Why is this? It seems as though the collective consciousness of North American Christianity dislikes the concept of seminary. Most mainline denominations require it of their leaders, so why does seminary get such a bad rap?
I’m going to be graduating from Bethel Seminary in May. I’m a fan. A huge fan. As such, I’ve become a seminary apologist of sorts. From where I sit, here are a few reasons why seminary gets a (mostly) undeserved reputation:
As with any sort of master’s degree, seminary usually costs a healthy chunk of change. Sometimes, people who want to go to seminary simply can’t afford it. It’s easier to deal with the death of a dream if the dream becomes unappealing. Hence, the vilification of seminary. I wish that everyone who wanted to attend seminary had the means to do so. (As a matter of fact, we have some ideas on the back burner that will help facilitate this for some of you!)
This one’s legit. I’ll admit it: I’ve used words in conversation since I’ve been in seminary that I never would have used otherwise. This can be a good thing (broadening vocabulary), but most often it’s a bad thing. Because seminarians spend so much money on their degree (see #4), we feel like we need to get our money’s worth. So we say things like “pre-dispensationalism,” “substitutionary atonement,” and “behoove.” (No joke, a fellow student used the word “behoove” in class and I laughed, out loud, at him. That was unfortunate. He was not a fan after that.) The words aren’t bad, it’s the attitude behind them.

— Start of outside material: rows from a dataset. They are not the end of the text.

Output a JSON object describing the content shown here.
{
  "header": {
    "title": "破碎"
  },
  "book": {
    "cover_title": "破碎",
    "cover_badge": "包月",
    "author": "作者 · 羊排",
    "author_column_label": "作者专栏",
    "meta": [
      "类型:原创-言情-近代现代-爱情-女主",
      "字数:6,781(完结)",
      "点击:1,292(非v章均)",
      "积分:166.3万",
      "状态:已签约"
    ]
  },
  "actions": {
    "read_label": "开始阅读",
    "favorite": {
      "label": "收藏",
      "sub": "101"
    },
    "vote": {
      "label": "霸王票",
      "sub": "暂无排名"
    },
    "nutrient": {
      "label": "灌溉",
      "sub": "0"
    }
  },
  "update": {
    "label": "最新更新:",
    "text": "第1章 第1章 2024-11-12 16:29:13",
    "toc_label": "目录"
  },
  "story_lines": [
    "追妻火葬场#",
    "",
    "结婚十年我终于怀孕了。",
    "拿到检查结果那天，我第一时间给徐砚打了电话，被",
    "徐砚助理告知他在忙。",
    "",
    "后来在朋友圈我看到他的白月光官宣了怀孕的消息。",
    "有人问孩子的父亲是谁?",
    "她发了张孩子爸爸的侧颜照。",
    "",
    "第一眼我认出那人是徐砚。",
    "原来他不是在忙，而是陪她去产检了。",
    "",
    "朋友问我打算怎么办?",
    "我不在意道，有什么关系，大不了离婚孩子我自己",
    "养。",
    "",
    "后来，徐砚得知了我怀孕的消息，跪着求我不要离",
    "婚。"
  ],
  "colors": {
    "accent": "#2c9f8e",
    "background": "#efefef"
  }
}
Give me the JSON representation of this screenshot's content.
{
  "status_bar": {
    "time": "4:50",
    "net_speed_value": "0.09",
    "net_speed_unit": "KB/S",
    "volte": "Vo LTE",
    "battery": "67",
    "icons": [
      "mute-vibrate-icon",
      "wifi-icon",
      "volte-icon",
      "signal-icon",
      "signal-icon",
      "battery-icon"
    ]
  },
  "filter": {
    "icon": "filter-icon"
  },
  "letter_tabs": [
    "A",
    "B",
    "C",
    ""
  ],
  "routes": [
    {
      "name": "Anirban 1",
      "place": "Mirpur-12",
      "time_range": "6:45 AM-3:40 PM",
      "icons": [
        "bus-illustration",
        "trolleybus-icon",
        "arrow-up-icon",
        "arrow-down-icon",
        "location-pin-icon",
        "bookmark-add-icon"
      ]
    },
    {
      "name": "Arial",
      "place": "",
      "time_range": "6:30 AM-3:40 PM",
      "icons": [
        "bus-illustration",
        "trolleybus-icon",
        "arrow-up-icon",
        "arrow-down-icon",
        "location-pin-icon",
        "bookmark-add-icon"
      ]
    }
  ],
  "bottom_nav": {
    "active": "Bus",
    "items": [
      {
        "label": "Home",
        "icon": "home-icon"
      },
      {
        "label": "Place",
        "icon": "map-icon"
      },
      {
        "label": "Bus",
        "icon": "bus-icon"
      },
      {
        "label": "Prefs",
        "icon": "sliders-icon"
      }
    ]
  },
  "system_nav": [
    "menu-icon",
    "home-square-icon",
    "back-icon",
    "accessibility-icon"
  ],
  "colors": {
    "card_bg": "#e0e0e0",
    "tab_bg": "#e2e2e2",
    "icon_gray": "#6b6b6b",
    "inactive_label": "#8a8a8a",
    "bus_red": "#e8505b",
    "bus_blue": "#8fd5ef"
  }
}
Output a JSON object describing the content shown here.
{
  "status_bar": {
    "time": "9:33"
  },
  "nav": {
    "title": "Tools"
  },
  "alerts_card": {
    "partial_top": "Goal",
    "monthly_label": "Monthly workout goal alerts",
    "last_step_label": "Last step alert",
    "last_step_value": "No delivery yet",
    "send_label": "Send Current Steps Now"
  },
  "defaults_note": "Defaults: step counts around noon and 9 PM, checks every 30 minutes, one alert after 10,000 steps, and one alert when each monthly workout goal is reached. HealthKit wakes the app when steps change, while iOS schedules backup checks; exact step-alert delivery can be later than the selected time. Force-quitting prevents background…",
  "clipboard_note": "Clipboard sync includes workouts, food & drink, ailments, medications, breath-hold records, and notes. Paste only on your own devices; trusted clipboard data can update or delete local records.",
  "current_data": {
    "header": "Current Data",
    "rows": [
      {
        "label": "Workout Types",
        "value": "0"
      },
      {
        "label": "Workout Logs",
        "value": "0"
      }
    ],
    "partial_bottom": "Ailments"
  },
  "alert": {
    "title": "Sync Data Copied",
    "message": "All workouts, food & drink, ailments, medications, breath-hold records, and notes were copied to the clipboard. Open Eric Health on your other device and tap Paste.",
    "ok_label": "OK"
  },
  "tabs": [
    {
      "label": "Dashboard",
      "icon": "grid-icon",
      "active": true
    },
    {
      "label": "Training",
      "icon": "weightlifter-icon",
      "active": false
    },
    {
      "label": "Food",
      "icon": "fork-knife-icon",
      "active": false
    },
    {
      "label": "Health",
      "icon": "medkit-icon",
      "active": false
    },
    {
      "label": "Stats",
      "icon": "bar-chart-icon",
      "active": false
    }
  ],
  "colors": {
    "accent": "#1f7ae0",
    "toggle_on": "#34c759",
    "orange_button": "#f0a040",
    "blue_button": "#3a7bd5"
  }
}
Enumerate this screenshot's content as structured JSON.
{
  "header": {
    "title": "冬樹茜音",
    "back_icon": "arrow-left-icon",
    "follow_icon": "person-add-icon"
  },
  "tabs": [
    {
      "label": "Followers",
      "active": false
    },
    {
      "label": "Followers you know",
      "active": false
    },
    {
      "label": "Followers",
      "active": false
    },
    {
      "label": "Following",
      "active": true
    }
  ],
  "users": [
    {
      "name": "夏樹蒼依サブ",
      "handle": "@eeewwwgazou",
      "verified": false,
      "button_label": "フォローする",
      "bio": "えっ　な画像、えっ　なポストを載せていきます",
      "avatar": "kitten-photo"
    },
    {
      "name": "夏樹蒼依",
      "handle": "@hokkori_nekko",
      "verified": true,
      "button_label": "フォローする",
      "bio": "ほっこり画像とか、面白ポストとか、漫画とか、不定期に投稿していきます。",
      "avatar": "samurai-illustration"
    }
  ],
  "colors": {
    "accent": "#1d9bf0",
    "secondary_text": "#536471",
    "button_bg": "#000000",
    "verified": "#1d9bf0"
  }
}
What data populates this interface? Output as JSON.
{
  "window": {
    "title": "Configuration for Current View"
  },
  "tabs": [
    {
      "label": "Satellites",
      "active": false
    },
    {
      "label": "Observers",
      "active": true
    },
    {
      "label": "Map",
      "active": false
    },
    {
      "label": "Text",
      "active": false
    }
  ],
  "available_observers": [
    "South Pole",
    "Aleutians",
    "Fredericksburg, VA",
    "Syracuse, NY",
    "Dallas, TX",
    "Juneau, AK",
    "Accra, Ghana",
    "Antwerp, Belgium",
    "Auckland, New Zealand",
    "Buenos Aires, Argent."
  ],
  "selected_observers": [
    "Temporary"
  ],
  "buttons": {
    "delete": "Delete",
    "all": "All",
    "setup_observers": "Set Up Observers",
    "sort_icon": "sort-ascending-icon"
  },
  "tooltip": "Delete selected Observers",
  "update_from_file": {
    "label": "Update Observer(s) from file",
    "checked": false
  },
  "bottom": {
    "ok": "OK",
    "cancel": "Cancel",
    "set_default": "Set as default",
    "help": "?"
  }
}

2. The “Jesus” Excuse.
If you’ve spent any time in ministry circles, you’ve heard this at work before. “Jesus didn’t go to seminary, so why should I?” Fair enough. But then the “argument” escalates: “The disciples just followed Jesus around for three years and they didn’t need no seminary. Neither do I!” Or, worse yet, someone tells you they went to “seminary in the Spirit.” *shudder*. Most often, people who use this line of logic do so because of the other three reasons listed on this list. Which leads me to the last one. . . .
This, by far, is the number one reason seminaries get a bad rap here in the U.S. Our Christian culture smacks of anti-intellectualismÃ¢â‚¬â€œthe subtle but lethal belief that engaging God with the mind is somehow unspiritual, or even sinful. There are myriad (seminary wordÃ¢â‚¬â€œsee #3) reasons why this belief persists (Gnosticism, Hellenistic thought, the Church’s reaction to the Enlightenment, Romanticism, etc.). It boils down to this thought: Flesh (material world) is bad. Spirit (unseen world) is good. The mind gets lumped into the “bad” category and the intellect is looked at as a villain to be eliminated rather than an ally to be utilized in understanding this great God we serve! Dallas Willard says that “Jesus is the most brilliant man who ever lived. He is the smartest person in the history of the human race.” Our charge in Scripture is to love God with all our heart, strength, soul and Ã‚Â … anyone? …. mind!
So there you have it. Some reasons why seminaries can be the neglected step-child of the evangelical world.
To the skeptics out there, I understand your concerns. But listen to this: The very first class I took at seminary, the professor got up in front of the class and said, “I want you to learn this stuff so you can know God better.” Another professor of mine said, “If you can’t connect your theology to your love for God, it’s worthless. Your theology becomes worthless.” Isn’t that something you can get behind?
Question: What have been your experiences with seminary? Either yourself or watching people you know?